Juan Soto, New York Met?
Has a nice ring to it, doesn’t it? While it’s never wise to assume that a player of Soto’s caliber will be dealt at any point, last weekend’s news that Soto reportedly rejected a $440 million contract offer from the Nationals, who subsequently put him on the trading block, makes the idea of him playing for the Mets at least a possibility.
After this season, Soto has two years remaining under team control at significant eight-figure arbitration deals. (He’s making $17.1 million this season.) Any team that acquires him would probably need to have at least some interest in offering an extension, at what might become MLB’s first contract worth half a billion.
Could the Mets be that team? Your Soto questions answered:
No, seriously, could the Mets actually be that team?
Since buying the Mets in November 2020, Steve Cohen has traded for Francisco Lindor and subsequently extended him on a $341 million contract; signed Max Scherzer to the highest per-annum deal (three years at $130 million) in MLB history; paid out by far the largest payroll in franchise history (which could soon exceed $300 million, depending on what the team does at the Trade Deadline); and more.
Adding Soto would only further the narrative that Cohen is willing to do whatever it takes to build a winner in Flushing. From this point forward, if a player becomes available -- whether that’s a top trade target such as Soto, or a free agent like Scherzer -- it’s fair to assume the Mets will be involved.
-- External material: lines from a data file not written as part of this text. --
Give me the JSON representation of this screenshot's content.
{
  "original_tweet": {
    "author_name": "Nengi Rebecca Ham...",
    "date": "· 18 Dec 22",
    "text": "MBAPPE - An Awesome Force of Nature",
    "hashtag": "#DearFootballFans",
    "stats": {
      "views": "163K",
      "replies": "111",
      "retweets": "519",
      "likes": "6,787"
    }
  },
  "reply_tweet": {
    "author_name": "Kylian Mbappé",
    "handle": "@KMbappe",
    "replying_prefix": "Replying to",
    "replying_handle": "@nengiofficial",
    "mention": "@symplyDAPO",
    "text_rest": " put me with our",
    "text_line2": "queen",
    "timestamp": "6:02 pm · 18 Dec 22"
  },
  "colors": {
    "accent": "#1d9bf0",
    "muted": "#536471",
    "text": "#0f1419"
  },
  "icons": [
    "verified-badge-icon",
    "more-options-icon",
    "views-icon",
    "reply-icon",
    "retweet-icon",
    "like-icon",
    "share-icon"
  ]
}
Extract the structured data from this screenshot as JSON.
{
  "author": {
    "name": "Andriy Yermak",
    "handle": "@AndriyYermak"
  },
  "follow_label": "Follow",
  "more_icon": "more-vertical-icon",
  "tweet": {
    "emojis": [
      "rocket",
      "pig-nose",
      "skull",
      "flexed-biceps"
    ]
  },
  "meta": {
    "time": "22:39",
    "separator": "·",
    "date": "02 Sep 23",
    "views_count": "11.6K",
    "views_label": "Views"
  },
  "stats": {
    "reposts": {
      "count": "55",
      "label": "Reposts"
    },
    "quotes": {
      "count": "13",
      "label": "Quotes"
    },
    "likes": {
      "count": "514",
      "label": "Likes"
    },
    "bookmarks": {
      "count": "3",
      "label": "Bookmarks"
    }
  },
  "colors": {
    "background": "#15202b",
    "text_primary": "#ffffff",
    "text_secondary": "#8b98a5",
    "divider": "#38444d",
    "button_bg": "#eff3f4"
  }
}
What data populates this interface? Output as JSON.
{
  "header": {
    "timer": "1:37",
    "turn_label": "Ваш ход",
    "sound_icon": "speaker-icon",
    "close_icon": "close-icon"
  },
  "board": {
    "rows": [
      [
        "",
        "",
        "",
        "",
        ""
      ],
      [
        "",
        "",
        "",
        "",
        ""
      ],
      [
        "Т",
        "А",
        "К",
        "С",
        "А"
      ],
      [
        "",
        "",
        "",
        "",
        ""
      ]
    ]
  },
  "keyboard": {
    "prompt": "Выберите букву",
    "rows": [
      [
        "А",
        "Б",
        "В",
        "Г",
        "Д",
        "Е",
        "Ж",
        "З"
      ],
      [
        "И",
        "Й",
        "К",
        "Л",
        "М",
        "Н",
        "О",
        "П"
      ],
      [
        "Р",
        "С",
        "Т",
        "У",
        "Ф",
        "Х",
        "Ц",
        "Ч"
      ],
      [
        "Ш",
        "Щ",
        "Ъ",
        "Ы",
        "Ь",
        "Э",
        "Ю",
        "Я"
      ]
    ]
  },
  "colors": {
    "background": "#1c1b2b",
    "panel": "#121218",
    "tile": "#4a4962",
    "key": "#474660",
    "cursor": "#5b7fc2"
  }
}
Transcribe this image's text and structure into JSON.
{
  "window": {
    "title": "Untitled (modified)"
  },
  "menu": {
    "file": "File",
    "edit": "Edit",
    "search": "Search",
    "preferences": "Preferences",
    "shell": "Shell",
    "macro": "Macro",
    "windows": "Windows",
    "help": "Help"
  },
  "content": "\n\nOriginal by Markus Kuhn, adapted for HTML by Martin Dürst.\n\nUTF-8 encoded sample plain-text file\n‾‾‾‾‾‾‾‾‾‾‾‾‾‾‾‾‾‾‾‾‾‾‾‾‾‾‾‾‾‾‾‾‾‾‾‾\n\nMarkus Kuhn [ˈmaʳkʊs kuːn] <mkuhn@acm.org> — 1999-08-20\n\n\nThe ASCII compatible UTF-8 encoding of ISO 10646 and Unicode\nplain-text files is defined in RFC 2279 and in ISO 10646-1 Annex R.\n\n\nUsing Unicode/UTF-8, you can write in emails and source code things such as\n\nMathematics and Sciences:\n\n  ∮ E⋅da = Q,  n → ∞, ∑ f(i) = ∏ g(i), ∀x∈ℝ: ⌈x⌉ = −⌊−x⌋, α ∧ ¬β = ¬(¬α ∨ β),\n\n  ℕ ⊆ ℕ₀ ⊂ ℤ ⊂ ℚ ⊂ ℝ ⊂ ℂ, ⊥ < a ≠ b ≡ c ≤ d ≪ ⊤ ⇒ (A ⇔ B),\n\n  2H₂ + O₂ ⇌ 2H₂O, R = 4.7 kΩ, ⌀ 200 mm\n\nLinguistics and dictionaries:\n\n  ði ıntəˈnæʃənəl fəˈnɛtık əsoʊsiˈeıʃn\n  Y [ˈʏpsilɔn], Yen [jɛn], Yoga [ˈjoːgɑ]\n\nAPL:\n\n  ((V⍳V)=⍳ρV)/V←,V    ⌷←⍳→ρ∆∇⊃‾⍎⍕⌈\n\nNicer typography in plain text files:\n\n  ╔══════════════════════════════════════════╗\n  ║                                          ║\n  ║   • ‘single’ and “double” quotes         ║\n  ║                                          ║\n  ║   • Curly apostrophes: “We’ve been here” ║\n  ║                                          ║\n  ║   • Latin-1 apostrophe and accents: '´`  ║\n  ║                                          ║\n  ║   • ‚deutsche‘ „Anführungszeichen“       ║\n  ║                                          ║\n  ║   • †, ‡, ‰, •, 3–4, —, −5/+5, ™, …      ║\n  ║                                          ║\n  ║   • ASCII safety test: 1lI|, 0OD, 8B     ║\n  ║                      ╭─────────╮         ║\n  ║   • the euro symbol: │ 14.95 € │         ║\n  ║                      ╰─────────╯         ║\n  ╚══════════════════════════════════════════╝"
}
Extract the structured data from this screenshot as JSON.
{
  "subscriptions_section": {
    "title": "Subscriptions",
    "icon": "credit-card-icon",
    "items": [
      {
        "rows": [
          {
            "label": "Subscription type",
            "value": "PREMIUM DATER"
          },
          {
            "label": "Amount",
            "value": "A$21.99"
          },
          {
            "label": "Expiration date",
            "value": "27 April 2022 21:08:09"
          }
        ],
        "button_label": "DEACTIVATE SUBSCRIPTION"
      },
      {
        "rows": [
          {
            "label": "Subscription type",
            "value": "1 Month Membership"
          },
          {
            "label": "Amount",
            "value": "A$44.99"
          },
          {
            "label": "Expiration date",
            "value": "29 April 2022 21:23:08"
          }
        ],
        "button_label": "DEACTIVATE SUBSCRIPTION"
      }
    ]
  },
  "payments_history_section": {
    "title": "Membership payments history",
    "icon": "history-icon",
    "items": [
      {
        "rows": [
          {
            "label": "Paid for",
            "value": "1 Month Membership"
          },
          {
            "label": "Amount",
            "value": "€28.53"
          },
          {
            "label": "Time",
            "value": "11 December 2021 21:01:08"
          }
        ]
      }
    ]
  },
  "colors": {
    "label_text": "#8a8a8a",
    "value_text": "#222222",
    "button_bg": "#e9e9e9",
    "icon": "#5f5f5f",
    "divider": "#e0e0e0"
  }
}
Do they have the prospect capital to pull off a deal?
Theoretically yes, because they have Francisco Álvarez. As MLB Pipeline’s No. 2 overall prospect who is on the cusp of the Majors at age 20, Álvarez would be high on any team’s wish list. The Mets wouldn’t dangle Álvarez without a good reason, but Soto is a pretty good reason -- the type of player who makes general managers rethink the term “untouchable.”
It’s also safe to assume that Álvarez alone wouldn’t be enough. Other top prospects in the Mets' organization include Brett Baty, Ronny Mauricio, Alex Ramirez, Mark Vientos and Matt Allan. It would almost certainly require a significant combination of those players to pry Soto away from the Nationals, even if the Mets supplement the deal by, say, taking on the bad contracts of Stephen Strasburg or Patrick Corbin.
So yes, the Mets have the ability to do this deal, even as potential exists for them to be outbid by the Dodgers, Yankees or some other big-market team boasting a deep farm system.
Then again, saying the Mets can make a trade doesn’t necessarily mean they’ll want to. Over the past two years, Cohen has spoken often about wanting to become the Dodgers of the East, which means engineering a sustainable operation capable of pumping out quality homegrown players on a regular basis. Lopping off the top of their farm would run counter to that goal, even if the return is a generational talent.
Is Soto worth it?
Yeah, he’s probably worth it. Consider that his “down” season includes a .901 OPS, a league-leading 79 walks and a league-adjusted OPS+ of 162, all with little protection (outside Josh Bell) in the Nationals' lineup.
Seen through that prism, Soto has only underscored his talent and value. He’s still just 23 years old with no significant injury history. More than that, he’s the type of vibrant personality around whom the Mets (or any team) could happily revolve their marketing for the next decade. Soto is a face-of-the-franchise type player, with the skillset to back it up.
Surround him with better hitters than his current teammates, and the ceiling becomes limitless.
What are they saying?
Asked specifically about the Mets at All-Star media day, Soto grinned and told reporters: “Playing in New York against the Mets, I love it. I love to play against them and hit the ball far. If you’ve seen my numbers at that field, it’s amazing.”
Mets players also gushed about the possibility of Soto in Flushing.
“It would be phenomenal,” said outfielder Starling Marte, who has known Soto for years. “He’s one of those players that you look at and say, ‘Wow, that’s a tremendous ballplayer.’ I’m really proud of the way he’s played in his career, the way he’s acted in his career. He’s one of those guys that doesn’t have any flaws.”